I did a few articles for Nerve about not apologizing for sexiness. One was about Dolly Parton, who has always been proud as can be of hers. Her autobiography ROCKS for this reason. But I think the one you mean was called The New Prudishness. The argument in a nutshell:
The right-wingers and feminist academics — together again, as in Andrea Dworkin’s day — offer no game plan. They just declare that the porn girls and the teen tramps and the pop stars, and all of us, everywhere, who find any of that appealing, should feel bad, dirty and humiliated about the most natural thing in the world, the one thing that unites the history of humankind: trying to look cute.
That’s what’s stopped me when it comes to the ’90s anti-essentialist, anti-male-gaze feminism: damn if it isn’t impossible to get rid of wanting people you find sexy to look at you, whatever gender they are.

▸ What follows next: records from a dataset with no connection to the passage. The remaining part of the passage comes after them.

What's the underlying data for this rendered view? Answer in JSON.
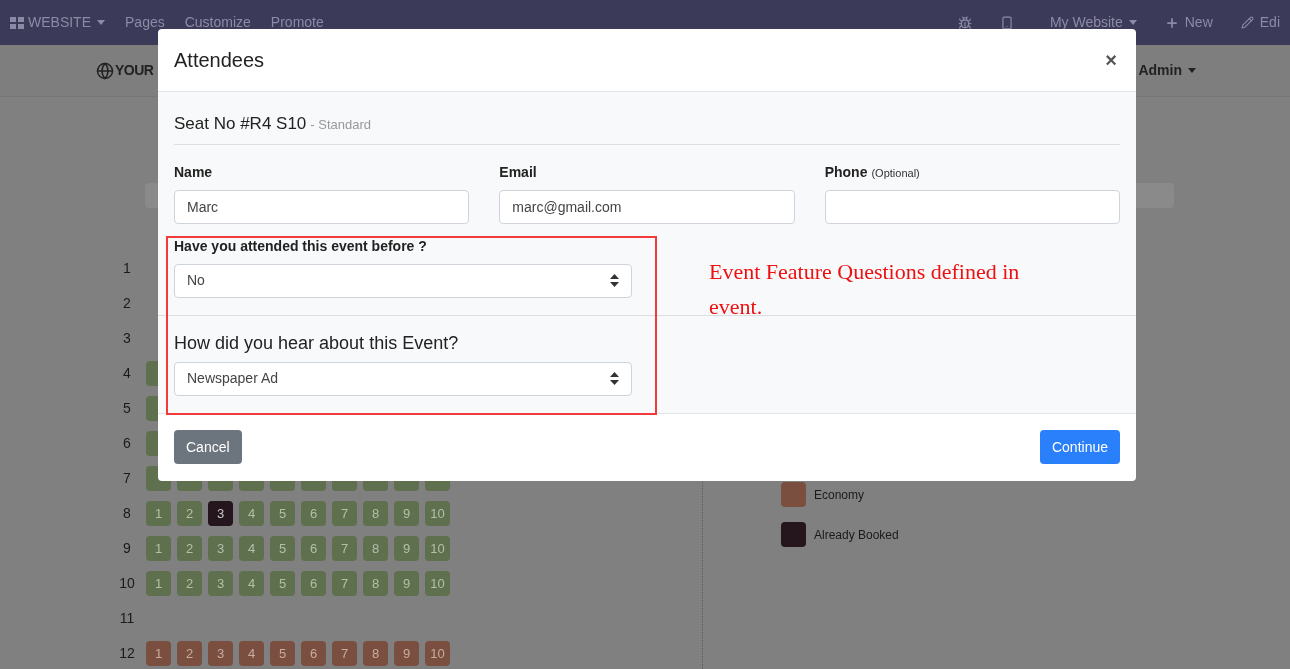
{
  "top_bar": {
    "app_menu": "WEBSITE",
    "menu": [
      "Pages",
      "Customize",
      "Promote"
    ],
    "website_menu": "My Website",
    "new_label": "New",
    "edit_label": "Edi"
  },
  "header": {
    "logo_text": "YOUR",
    "user_menu": "Admin"
  },
  "seat_rows": [
    {
      "label": "1",
      "seats": []
    },
    {
      "label": "2",
      "seats": []
    },
    {
      "label": "3",
      "seats": []
    },
    {
      "label": "4",
      "seats": [
        {
          "kind": "standard"
        }
      ]
    },
    {
      "label": "5",
      "seats": [
        {
          "kind": "standard"
        }
      ]
    },
    {
      "label": "6",
      "seats": [
        {
          "kind": "standard"
        }
      ]
    },
    {
      "label": "7",
      "seats": [
        {
          "kind": "standard"
        },
        {
          "kind": "standard"
        },
        {
          "kind": "standard"
        },
        {
          "kind": "standard"
        },
        {
          "kind": "standard"
        },
        {
          "kind": "standard"
        },
        {
          "kind": "standard"
        },
        {
          "kind": "standard"
        },
        {
          "kind": "standard"
        },
        {
          "kind": "standard"
        }
      ]
    },
    {
      "label": "8",
      "seats": [
        {
          "kind": "standard",
          "label": "1"
        },
        {
          "kind": "standard",
          "label": "2"
        },
        {
          "kind": "booked",
          "label": "3"
        },
        {
          "kind": "standard",
          "label": "4"
        },
        {
          "kind": "standard",
          "label": "5"
        },
        {
          "kind": "standard",
          "label": "6"
        },
        {
          "kind": "standard",
          "label": "7"
        },
        {
          "kind": "standard",
          "label": "8"
        },
        {
          "kind": "standard",
          "label": "9"
        },
        {
          "kind": "standard",
          "label": "10"
        }
      ]
    },
    {
      "label": "9",
      "seats": [
        {
          "kind": "standard",
          "label": "1"
        },
        {
          "kind": "standard",
          "label": "2"
        },
        {
          "kind": "standard",
          "label": "3"
        },
        {
          "kind": "standard",
          "label": "4"
        },
        {
          "kind": "standard",
          "label": "5"
        },
        {
          "kind": "standard",
          "label": "6"
        },
        {
          "kind": "standard",
          "label": "7"
        },
        {
          "kind": "standard",
          "label": "8"
        },
        {
          "kind": "standard",
          "label": "9"
        },
        {
          "kind": "standard",
          "label": "10"
        }
      ]
    },
    {
      "label": "10",
      "seats": [
        {
          "kind": "standard",
          "label": "1"
        },
        {
          "kind": "standard",
          "label": "2"
        },
        {
          "kind": "standard",
          "label": "3"
        },
        {
          "kind": "standard",
          "label": "4"
        },
        {
          "kind": "standard",
          "label": "5"
        },
        {
          "kind": "standard",
          "label": "6"
        },
        {
          "kind": "standard",
          "label": "7"
        },
        {
          "kind": "standard",
          "label": "8"
        },
        {
          "kind": "standard",
          "label": "9"
        },
        {
          "kind": "standard",
          "label": "10"
        }
      ]
    },
    {
      "label": "11",
      "seats": []
    },
    {
      "label": "12",
      "seats": [
        {
          "kind": "economy",
          "label": "1"
        },
        {
          "kind": "economy",
          "label": "2"
        },
        {
          "kind": "economy",
          "label": "3"
        },
        {
          "kind": "economy",
          "label": "4"
        },
        {
          "kind": "economy",
          "label": "5"
        },
        {
          "kind": "economy",
          "label": "6"
        },
        {
          "kind": "economy",
          "label": "7"
        },
        {
          "kind": "economy",
          "label": "8"
        },
        {
          "kind": "economy",
          "label": "9"
        },
        {
          "kind": "economy",
          "label": "10"
        }
      ]
    }
  ],
  "legend": [
    {
      "label": "Economy",
      "color": "#7a4f40"
    },
    {
      "label": "Already Booked",
      "color": "#24161c"
    }
  ],
  "dialog": {
    "title": "Attendees",
    "close": "×",
    "seat_title": "Seat No #R4 S10",
    "seat_type": "- Standard",
    "fields": [
      {
        "label": "Name",
        "value": "Marc"
      },
      {
        "label": "Email",
        "value": "marc@gmail.com"
      },
      {
        "label": "Phone",
        "hint": "(Optional)"
      }
    ],
    "questions": [
      {
        "kind": "simple",
        "label": "Have you attended this event before ?",
        "value": "No"
      },
      {
        "kind": "prominent",
        "label": "How did you hear about this Event?",
        "value": "Newspaper Ad"
      }
    ],
    "annotation": "Event Feature Questions defined in event.",
    "buttons": [
      {
        "label": "Cancel",
        "kind": "secondary"
      },
      {
        "label": "Continue",
        "kind": "primary"
      }
    ]
  }
}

I just don’t think that basic need for sexual appreciation can be defeated, and I think what pop culture considers sexy (baseball uniforms, four-inch heels, etc.) gets pretty hard-coded pretty fast. And so I think any totally successful feminist agenda has to just work with that stuff rather than assume it can be magically stomped out by enough theory and frumpiness. (It can’t be done, at least not by me; I with my Ecofeminist Reader and oversized shirts spent the ’90s trying!)
P.S. You’re right; Britney’s “Blur” is really good!